Third, send a condor_ reconfig to all machines in the pool so the changes take effect. This is described in section 3.10.2 on page .
After completing these three steps, the jobs in your pool will send checkpoints to the nearest checkpoint server. On restart, a job will remember where its checkpoint was stored and get it from the appropriate server. After a job successfully writes a checkpoint to a new server, it will remove any previous checkpoints left on other servers.
NOTE: If the configured checkpoint server is unavailable, the job will keep trying to contact that server as described above. It will not use alternate checkpoint servers. This may change in future versions of Condor.
The configuration described in the previous section ensures that jobs will always write checkpoints to their nearest checkpoint server. In some circumstances, it is also useful to configure Condor to localize checkpoint read transfers, which occur when the job restarts from its last checkpoint on a new machine. To localize these transfers, we want to schedule the job on a machine which is near the checkpoint server on which the job's checkpoint is stored.
We can say that all of the machines configured to use checkpoint server ``A'' are in ``checkpoint server domain A.'' To localize checkpoint transfers, we want jobs which run on machines in a given checkpoint server domain to continue running on machines in that domain, transferring checkpoint files in a single local area of the network. There are two possible configurations which specify what a job should do when there are no available machines in its checkpoint server domain:
The first step in implementing checkpoint server domains is to include the name of the nearest checkpoint server in the machine ClassAd, so this information can be used in job scheduling decisions. To do this, add the following configuration to each machine:
CkptServer = "$(CKPT_SERVER_HOST)" STARTD_EXPRS = $(STARTD_EXPRS), CkptServerFor convenience, we suggest that you set these parameters in the global config file. Note that this example assumes that STARTD_EXPRS is defined previously in your configuration. If not, then you should use the following configuration instead:
CkptServer = "$(CKPT_SERVER_HOST)" STARTD_EXPRS = CkptServerNow, all machine ClassAds will include a CkptServer attribute, which is the name of the checkpoint server closest to this machine. So, the CkptServer attribute defines the checkpoint server domain of each machine.
To restrict jobs to one checkpoint server domain, we need to modify the jobs' Requirements expression as follows:
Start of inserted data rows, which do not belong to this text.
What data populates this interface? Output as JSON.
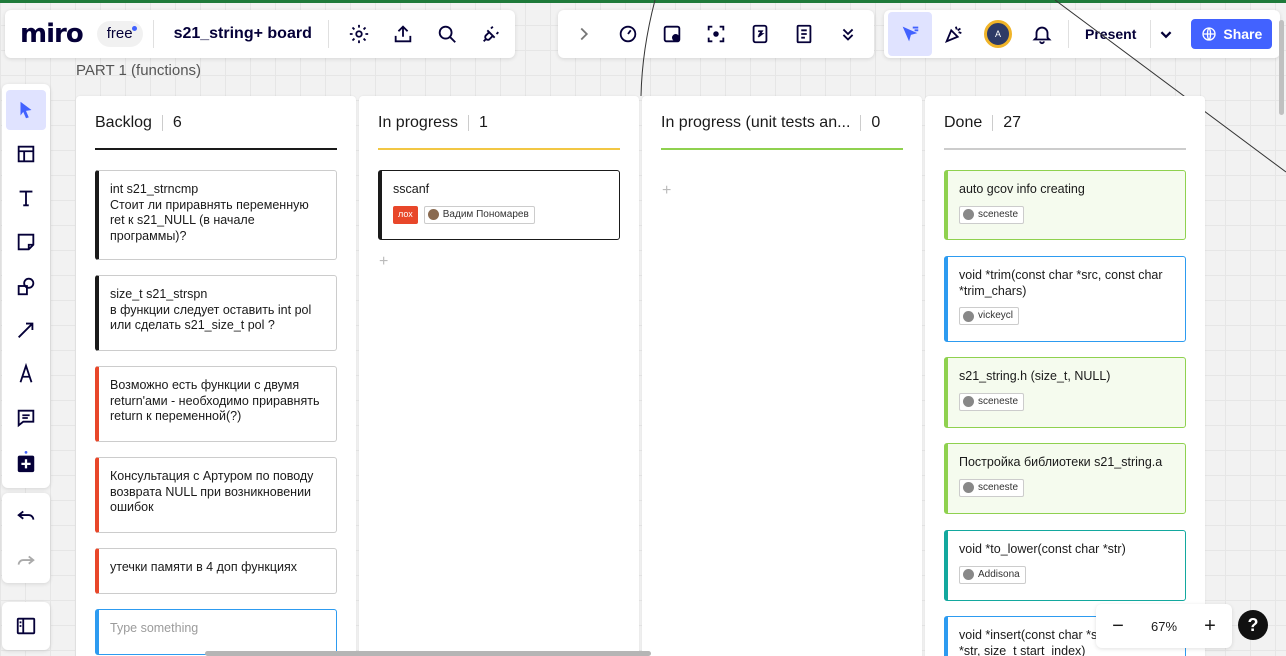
{
  "app": {
    "logo": "miro",
    "plan": "free",
    "board_name": "s21_string+ board"
  },
  "toolbar_right": {
    "present_label": "Present",
    "share_label": "Share",
    "avatar_initial": "A"
  },
  "frame": {
    "title": "PART 1 (functions)"
  },
  "columns": [
    {
      "name": "Backlog",
      "count": "6",
      "color": "#1a1a1a"
    },
    {
      "name": "In progress",
      "count": "1",
      "color": "#f2c744"
    },
    {
      "name": "In progress (unit tests an...",
      "count": "0",
      "color": "#8fd14f"
    },
    {
      "name": "Done",
      "count": "27",
      "color": "#cccccc"
    }
  ],
  "backlog_cards": [
    {
      "text": "int s21_strncmp\nСтоит ли приравнять переменную ret к s21_NULL (в начале программы)?",
      "accent": "#1a1a1a"
    },
    {
      "text": "size_t s21_strspn\nв функции следует оставить int pol или сделать s21_size_t pol ?",
      "accent": "#1a1a1a"
    },
    {
      "text": "Возможно есть функции с двумя return'ами - необходимо приравнять return к переменной(?)",
      "accent": "#e8472a"
    },
    {
      "text": "Консультация с Артуром по поводу возврата NULL при возникновении ошибок",
      "accent": "#e8472a"
    },
    {
      "text": "утечки памяти в 4 доп функциях",
      "accent": "#e8472a"
    }
  ],
  "backlog_new_card": {
    "placeholder": "Type something",
    "accent": "#2d9bf0"
  },
  "inprogress_cards": [
    {
      "text": "sscanf",
      "accent": "#1a1a1a",
      "tag": "лох",
      "user": "Вадим Пономарев"
    }
  ],
  "done_cards": [
    {
      "text": "auto gcov info creating",
      "user": "sceneste",
      "accent": "#8fd14f",
      "bg": "#f5fbee"
    },
    {
      "text": "void *trim(const char *src, const char *trim_chars)",
      "user": "vickeycl",
      "accent": "#2d9bf0",
      "bg": "#ffffff"
    },
    {
      "text": "s21_string.h (size_t, NULL)",
      "user": "sceneste",
      "accent": "#8fd14f",
      "bg": "#f5fbee"
    },
    {
      "text": "Постройка библиотеки s21_string.a",
      "user": "sceneste",
      "accent": "#8fd14f",
      "bg": "#f5fbee"
    },
    {
      "text": "void *to_lower(const char *str)",
      "user": "Addisona",
      "accent": "#13a89e",
      "bg": "#ffffff"
    },
    {
      "text": "void *insert(const char *src, const char *str, size_t start_index)",
      "user": "",
      "accent": "#2d9bf0",
      "bg": "#ffffff"
    }
  ],
  "add_symbol": "+",
  "zoom": {
    "level": "67%",
    "minus": "−",
    "plus": "+"
  },
  "help": {
    "label": "?"
  }
}
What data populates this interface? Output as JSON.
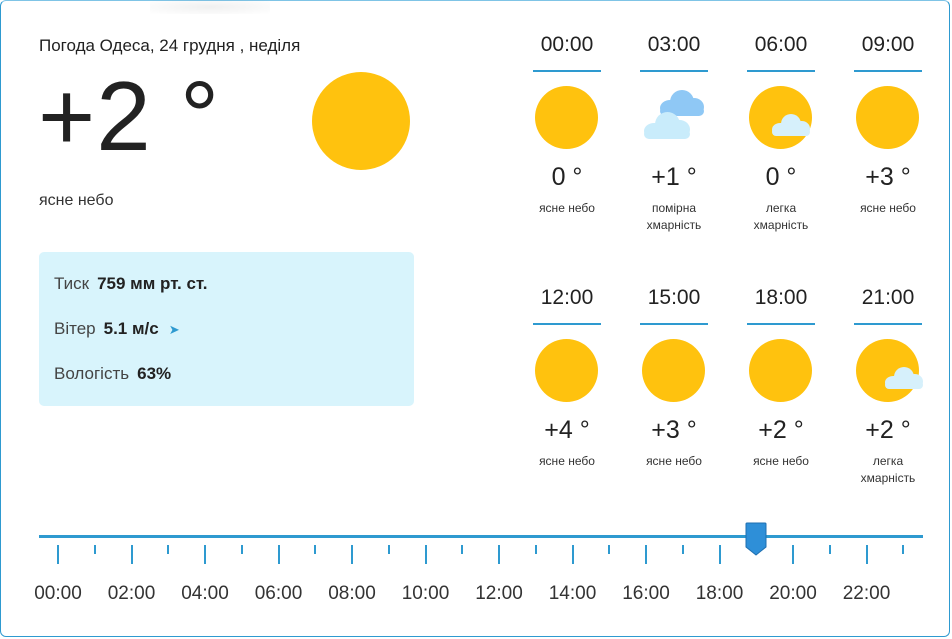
{
  "header": {
    "title": "Погода Одеса, 24 грудня , неділя"
  },
  "current": {
    "temp": "+2 °",
    "description": "ясне небо",
    "icon": "sun-icon"
  },
  "details": {
    "pressure_label": "Тиск",
    "pressure_value": "759 мм рт. ст.",
    "wind_label": "Вітер",
    "wind_value": "5.1 м/с",
    "wind_arrow": "➤",
    "humidity_label": "Вологість",
    "humidity_value": "63%"
  },
  "hours": [
    {
      "time": "00:00",
      "temp": "0 °",
      "desc": "ясне небо",
      "icon": "sun-icon"
    },
    {
      "time": "03:00",
      "temp": "+1 °",
      "desc": "помірна хмарність",
      "icon": "clouds-icon"
    },
    {
      "time": "06:00",
      "temp": "0 °",
      "desc": "легка хмарність",
      "icon": "sun-cloud-icon"
    },
    {
      "time": "09:00",
      "temp": "+3 °",
      "desc": "ясне небо",
      "icon": "sun-icon"
    },
    {
      "time": "12:00",
      "temp": "+4 °",
      "desc": "ясне небо",
      "icon": "sun-icon"
    },
    {
      "time": "15:00",
      "temp": "+3 °",
      "desc": "ясне небо",
      "icon": "sun-icon"
    },
    {
      "time": "18:00",
      "temp": "+2 °",
      "desc": "ясне небо",
      "icon": "sun-icon"
    },
    {
      "time": "21:00",
      "temp": "+2 °",
      "desc": "легка хмарність",
      "icon": "sun-cloud-icon"
    }
  ],
  "timeline": {
    "labels": [
      "00:00",
      "02:00",
      "04:00",
      "06:00",
      "08:00",
      "10:00",
      "12:00",
      "14:00",
      "16:00",
      "18:00",
      "20:00",
      "22:00"
    ],
    "selected_hour": 19
  },
  "colors": {
    "accent": "#2e9ad0",
    "sun": "#ffc20e",
    "info_bg": "#d8f4fc"
  }
}
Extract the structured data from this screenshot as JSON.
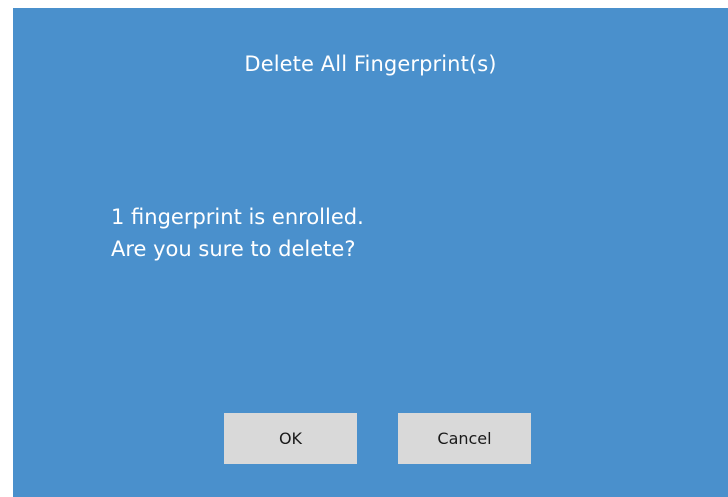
{
  "dialog": {
    "title": "Delete All Fingerprint(s)",
    "message_lines": [
      "1 fingerprint is enrolled.",
      "Are you sure to delete?"
    ],
    "buttons": {
      "ok_label": "OK",
      "cancel_label": "Cancel"
    },
    "colors": {
      "background": "#4a90cc",
      "text": "#ffffff",
      "button_background": "#d9d9d9",
      "button_text": "#1a1a1a"
    }
  }
}
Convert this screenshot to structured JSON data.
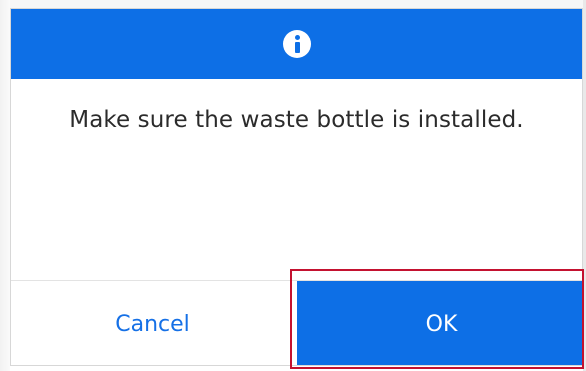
{
  "dialog": {
    "header": {
      "icon": "info-icon",
      "color": "#0d6fe6"
    },
    "message": "Make sure the waste bottle is installed.",
    "buttons": {
      "cancel_label": "Cancel",
      "ok_label": "OK"
    }
  },
  "colors": {
    "accent": "#0d6fe6",
    "highlight": "#c41230"
  }
}
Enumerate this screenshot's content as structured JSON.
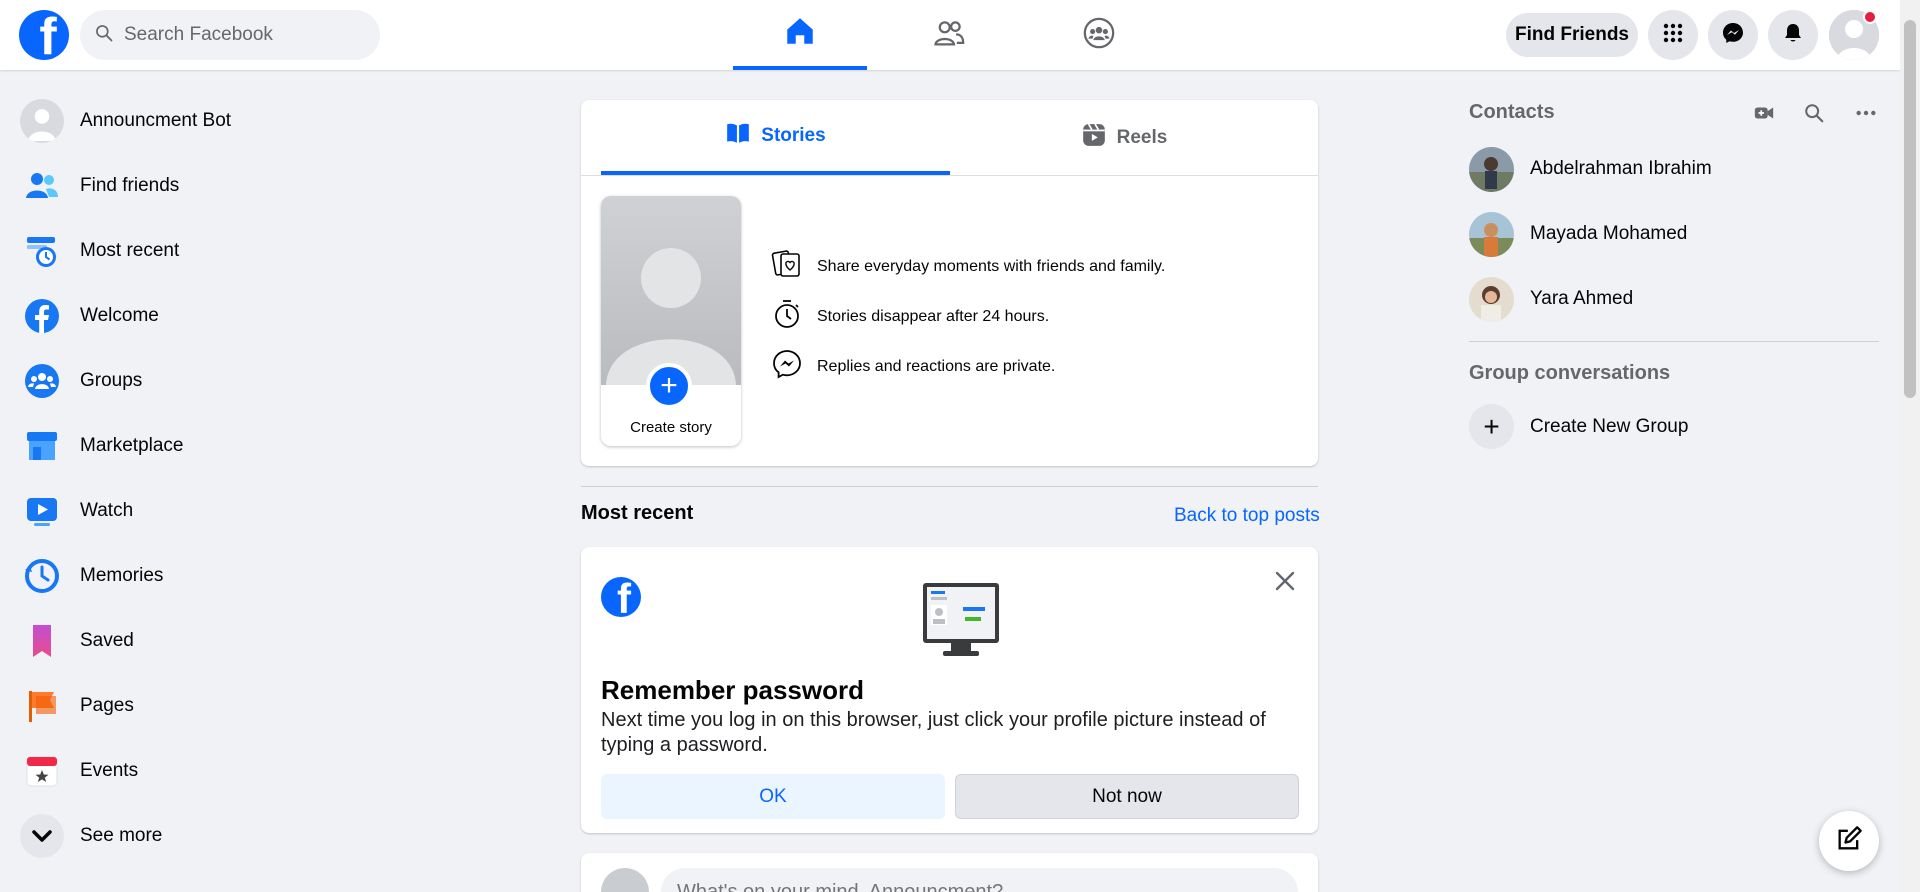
{
  "search": {
    "placeholder": "Search Facebook"
  },
  "topbar": {
    "logo_letter": "f",
    "find_friends_label": "Find Friends",
    "nav_tabs": [
      {
        "name": "home",
        "icon": "home-icon",
        "active": true
      },
      {
        "name": "friends",
        "icon": "friends-icon",
        "active": false
      },
      {
        "name": "groups",
        "icon": "groups-icon",
        "active": false
      }
    ]
  },
  "sidebar": {
    "items": [
      {
        "label": "Announcment Bot",
        "icon": "profile-avatar"
      },
      {
        "label": "Find friends",
        "icon": "friends-icon"
      },
      {
        "label": "Most recent",
        "icon": "feeds-clock-icon"
      },
      {
        "label": "Welcome",
        "icon": "facebook-icon"
      },
      {
        "label": "Groups",
        "icon": "groups-icon"
      },
      {
        "label": "Marketplace",
        "icon": "marketplace-icon"
      },
      {
        "label": "Watch",
        "icon": "watch-icon"
      },
      {
        "label": "Memories",
        "icon": "memories-icon"
      },
      {
        "label": "Saved",
        "icon": "saved-icon"
      },
      {
        "label": "Pages",
        "icon": "pages-flag-icon"
      },
      {
        "label": "Events",
        "icon": "events-icon"
      },
      {
        "label": "See more",
        "icon": "chevron-down-icon"
      }
    ]
  },
  "stories": {
    "tabs": [
      {
        "label": "Stories",
        "active": true
      },
      {
        "label": "Reels",
        "active": false
      }
    ],
    "create_label": "Create story",
    "info": [
      "Share everyday moments with friends and family.",
      "Stories disappear after 24 hours.",
      "Replies and reactions are private."
    ]
  },
  "feed": {
    "section_title": "Most recent",
    "back_link": "Back to top posts"
  },
  "password_card": {
    "title": "Remember password",
    "description": "Next time you log in on this browser, just click your profile picture instead of typing a password.",
    "ok_label": "OK",
    "not_now_label": "Not now"
  },
  "composer": {
    "placeholder": "What's on your mind, Announcment?"
  },
  "contacts": {
    "title": "Contacts",
    "people": [
      {
        "name": "Abdelrahman Ibrahim"
      },
      {
        "name": "Mayada Mohamed"
      },
      {
        "name": "Yara Ahmed"
      }
    ],
    "group_title": "Group conversations",
    "create_group_label": "Create New Group"
  },
  "colors": {
    "brand": "#0866ff",
    "notification": "#e41e3f",
    "background": "#f0f2f5"
  }
}
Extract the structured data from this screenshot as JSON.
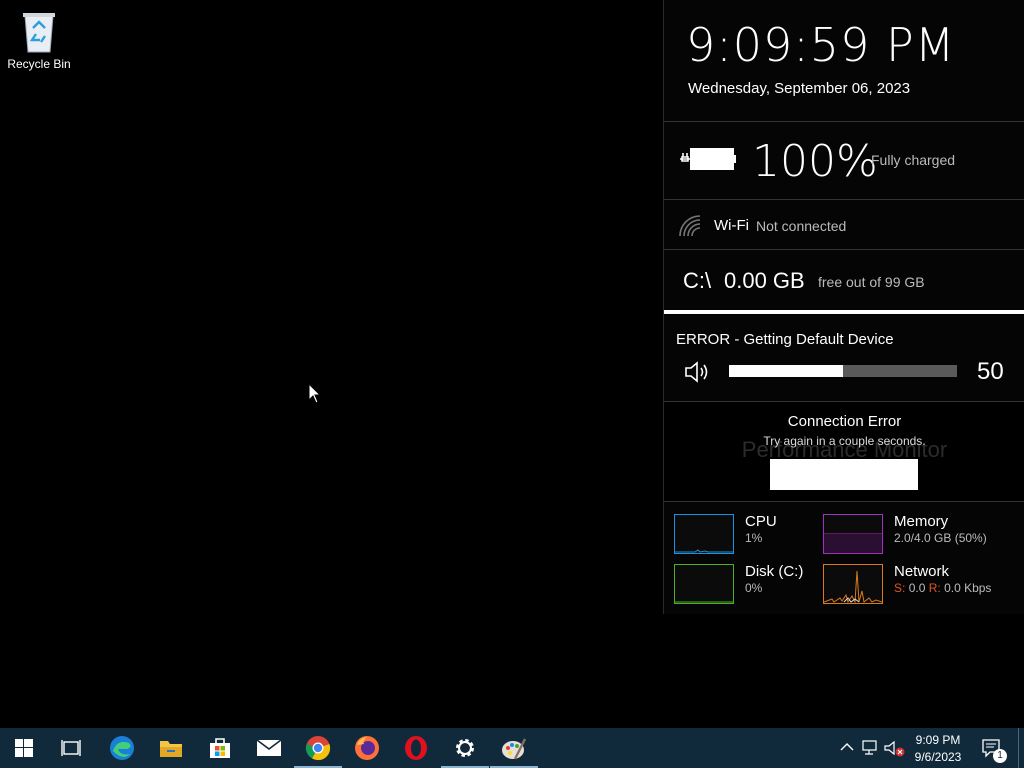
{
  "desktop": {
    "recycle_bin_label": "Recycle Bin"
  },
  "clock": {
    "time": "9:09:59 PM",
    "date": "Wednesday, September 06, 2023"
  },
  "battery": {
    "percent": "100%",
    "status": "Fully charged"
  },
  "wifi": {
    "name": "Wi-Fi",
    "status": "Not connected"
  },
  "disk": {
    "drive": "C:\\",
    "free": "0.00 GB",
    "total": "free out of 99 GB"
  },
  "volume": {
    "error": "ERROR - Getting Default Device",
    "level": 50,
    "level_label": "50"
  },
  "media": {
    "title": "Connection Error",
    "subtitle": "Try again in a couple seconds.",
    "ghost": "Performance Monitor"
  },
  "performance": {
    "cpu": {
      "name": "CPU",
      "value": "1%",
      "color": "#1e8fd9"
    },
    "memory": {
      "name": "Memory",
      "value": "2.0/4.0 GB (50%)",
      "color": "#a12fbf"
    },
    "disk": {
      "name": "Disk (C:)",
      "value": "0%",
      "color": "#4caf2a"
    },
    "network": {
      "name": "Network",
      "send_label": "S:",
      "send": "0.0",
      "recv_label": "R:",
      "recv": "0.0 Kbps",
      "color": "#d97a1e"
    }
  },
  "taskbar": {
    "apps": [
      "start-icon",
      "task-view-icon",
      "edge-icon",
      "file-explorer-icon",
      "store-icon",
      "mail-icon",
      "chrome-icon",
      "firefox-icon",
      "opera-icon",
      "settings-icon",
      "paint-icon"
    ],
    "time": "9:09 PM",
    "date": "9/6/2023",
    "notification_count": "1"
  }
}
Requirements = ((LastCkptServer == TARGET.CkptServer) || (LastCkptServer =?= UNDEFINED))This Requirements expression uses the LastCkptServer attribute in the job's ClassAd, which specifies where the job last wrote a checkpoint, and the CkptServer attribute in the machine ClassAd, which specifies the checkpoint server domain. If the job has not written a checkpoint yet, the LastCkptServer attribute will be UNDEFINED, and the job will be able to execute in any checkpoint server domain. However, once the job performs a checkpoint, LastCkptServer will be defined and the job will be restricted to the checkpoint server domain where it started running.
If instead we want to allow jobs to transfer to other checkpoint server domains when there are no available machines in the current checkpoint server domain, we need to modify the jobs' Rank expression as follows:
Rank = ((LastCkptServer == TARGET.CkptServer) || (LastCkptServer =?= UNDEFINED))This Rank expression will evaluate to 1 for machines in the job's checkpoint server domain and 0 for other machines. So, the job will prefer to run on machines in its checkpoint server domain, but if no such machines are available, the job will run in a new checkpoint server domain.
You can automatically append the checkpoint server domain Requirements or Rank expressions to all STANDARD universe jobs submitted in your pool using APPEND_REQ_STANDARD or APPEND_RANK_STANDARD . See section 3.3.15 on page for more details.